By Jonny Lupsha, Wondrium Staff Writer
Post-Impressionism was an art movement beginning in the 1880s. Some of its key figures include Paul Cézanne, Paul Gaugin, Vincent van Gogh, and George Seurat. What gave rise to Post-Impressionism?
Cézanne and Van Gogh are two of the most famous painters in history—and Gaugin and Seurat aren’t far behind. These legendary artists are the foremost figures in Post-Impressionism, which is an art style that emerged in part as an argument against impressionism, as its name implies. Impressionism concerned itself with the realistic depiction of color in art while Post-Impressionism eschewed it.
However, it wasn’t as simple as just doing the opposite of what came before it. In his video series Post-Impressionism: The Beginning of Modern Art, Professor Ricky Allman, Professor of Drawing and Animation at the University of Missouri–Kansas City, pinpoints the rise of Post-Impressionism.

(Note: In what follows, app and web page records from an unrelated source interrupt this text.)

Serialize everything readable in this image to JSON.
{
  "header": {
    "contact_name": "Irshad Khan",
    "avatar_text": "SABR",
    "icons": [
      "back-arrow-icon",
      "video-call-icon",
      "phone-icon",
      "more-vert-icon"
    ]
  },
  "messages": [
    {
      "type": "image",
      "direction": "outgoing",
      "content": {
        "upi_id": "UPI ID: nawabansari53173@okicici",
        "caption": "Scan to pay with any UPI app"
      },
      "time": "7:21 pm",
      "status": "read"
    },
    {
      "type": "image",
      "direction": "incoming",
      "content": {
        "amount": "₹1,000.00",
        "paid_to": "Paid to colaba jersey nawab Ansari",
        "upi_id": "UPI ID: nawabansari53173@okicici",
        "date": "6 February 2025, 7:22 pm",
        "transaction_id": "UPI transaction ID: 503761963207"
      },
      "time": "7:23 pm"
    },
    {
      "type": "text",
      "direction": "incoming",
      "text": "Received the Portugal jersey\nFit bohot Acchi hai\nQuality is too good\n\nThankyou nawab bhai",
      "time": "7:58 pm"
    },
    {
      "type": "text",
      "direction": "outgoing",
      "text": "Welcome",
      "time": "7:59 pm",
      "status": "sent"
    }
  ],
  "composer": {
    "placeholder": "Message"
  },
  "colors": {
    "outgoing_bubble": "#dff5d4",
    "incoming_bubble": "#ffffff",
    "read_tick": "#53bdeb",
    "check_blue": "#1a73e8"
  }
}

What Is Post-Impressionism?
“The term Post-Impressionism didn’t even really get first used until 1910—several years after what some consider to be the end of the movement in 1905,” Professor Allman said. “Most artists probably didn’t worry about it too much and were happy to leave such questions to the academics. But despite the huge variety, there are several main themes connecting them.”
The first, he said, is color. Post-Impressionists used vivid, often unnatural colors, like those of Van Gogh’s well-known self portraits. Their uses of color were often due to recent scientific innovations that led to never-before-seen pigments and wider palettes.
“The second is abstraction,” Professor Allman said. “The Post-Impressionists rejected classical realism and looked for new, less literal ways to depict the world or to convey emotions and feelings. Some, like Cézanne, played around with angles, optical science, and perspective to represent the world in a totally different way and opened the door to the later cubists as they did so.”
Another theme of Post-Impressionism is experimentation. Many famous Post-Impressionists were self-taught and, as Professor Allman put it, “The Post-Impressionists did everything they told you not to in art school.” From Seurat’s pointillism to Van Gogh’s heavy brushstrokes, they looked at centuries of established rules of art and said, “No thanks.”
Where Did Post-Impressionism Come From?
The final theme of Post-Impressionism helps tell us where the movement came from: their interest in non-Western art. An increase in international communication and trade opened Europe to the abstraction, color theory, and other unique qualities of art from Asia, Africa, and South America. These elements influenced Post-Impressionists, contrasting starkly with Impressionism.
Impressionism often emphasized painting outdoors and spontaneously rather than in the studio, but it was still bound by a duty to realism. This can be seen in works like Monet’s Woman with a Parasol – Madame Monet and Her Son, 1875, and The Beach at Sainte-Adresse, 1867. Post-Impressionism severed that tie along with the others from previous Western art movements.
“They were pioneering artists who started kicking down the doors of centuries of convention and setting art free,” Professor Allman. “They helped make art about individual expression rather than realistic depiction, and as we’ll see, they really did lay the foundations for modern art.”
Post-Impressionism: The Beginnings of Modern Art is now available to stream on Wondrium.